Lynch said lawmakers must understand that the state can’t afford some worthwhile spending programs during these tough economic times.

“As we develop the next budget, we will have to examine every area of spending, look at every program and say ‘no’ more often than we would like,” he said.

“There are some initiatives and programs – no matter how worthy we feel they may be – that will have to be deferred until better times. We will not be able to do everything we want to, or even everything we should do as a state.”

Senate President Sylvia Larsen, D-Concord, said that all nonessential spending could be on the chopping block.

“I think we need to get the public ready to understand how big the cuts will be,” Larsen said.

House Speaker Terie Norelli, D-Portsmouth, said legislative budget writers would
have to be tough judges of spending initiatives in “an entirely new light.”

Lynch did offer one new program – a green jobs initiative paid for from a pool of money the state gets from utilities that purchase credits to meet targets for clean air.

At Lynch’s urging, lawmakers last spring made New Hampshire the 10th and final state to join this Regional Greenhouse Gas Initiative. “This Green Jobs Initiative will help create jobs for our people now, and make New Hampshire’s economy stronger for the future,’’ Lynch said.

Lynch also called for expanding the Job Training Fund he reinstituted for existing businesses to offer help to unemployed workers.

Lynch likened this budget crisis to the tireless effort that workers for private utilities and public safety departments along with countless volunteers logged in dealing with December’s ice storm.

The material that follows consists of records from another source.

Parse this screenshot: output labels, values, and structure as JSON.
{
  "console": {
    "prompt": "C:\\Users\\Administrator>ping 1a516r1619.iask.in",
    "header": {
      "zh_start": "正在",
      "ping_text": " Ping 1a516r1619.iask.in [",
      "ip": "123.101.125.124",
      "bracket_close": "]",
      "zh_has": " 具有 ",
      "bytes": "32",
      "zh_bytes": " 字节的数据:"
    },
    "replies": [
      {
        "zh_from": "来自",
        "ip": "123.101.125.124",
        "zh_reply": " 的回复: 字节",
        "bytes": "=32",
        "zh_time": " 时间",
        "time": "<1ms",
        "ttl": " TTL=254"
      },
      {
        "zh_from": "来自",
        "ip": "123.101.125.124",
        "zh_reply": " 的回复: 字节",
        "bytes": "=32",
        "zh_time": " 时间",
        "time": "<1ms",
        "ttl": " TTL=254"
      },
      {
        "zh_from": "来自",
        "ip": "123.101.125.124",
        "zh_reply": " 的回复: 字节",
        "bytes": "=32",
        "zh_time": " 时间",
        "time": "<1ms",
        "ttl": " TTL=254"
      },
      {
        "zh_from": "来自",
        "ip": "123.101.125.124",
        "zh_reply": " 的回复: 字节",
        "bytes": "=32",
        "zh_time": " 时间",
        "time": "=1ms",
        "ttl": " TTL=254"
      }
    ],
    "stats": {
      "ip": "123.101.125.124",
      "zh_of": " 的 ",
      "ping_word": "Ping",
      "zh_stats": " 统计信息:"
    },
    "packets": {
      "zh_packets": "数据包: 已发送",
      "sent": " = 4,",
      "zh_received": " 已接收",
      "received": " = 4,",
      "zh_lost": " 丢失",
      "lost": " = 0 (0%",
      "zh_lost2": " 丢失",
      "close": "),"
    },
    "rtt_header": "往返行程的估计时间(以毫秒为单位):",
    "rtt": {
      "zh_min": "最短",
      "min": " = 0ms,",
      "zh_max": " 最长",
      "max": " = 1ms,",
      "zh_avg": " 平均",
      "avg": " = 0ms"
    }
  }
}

“This recent natural disaster has reminded us of the strength of the people of New Hampshire, that strength will be called upon again as we weather the current economic storm,’’ Lynch said.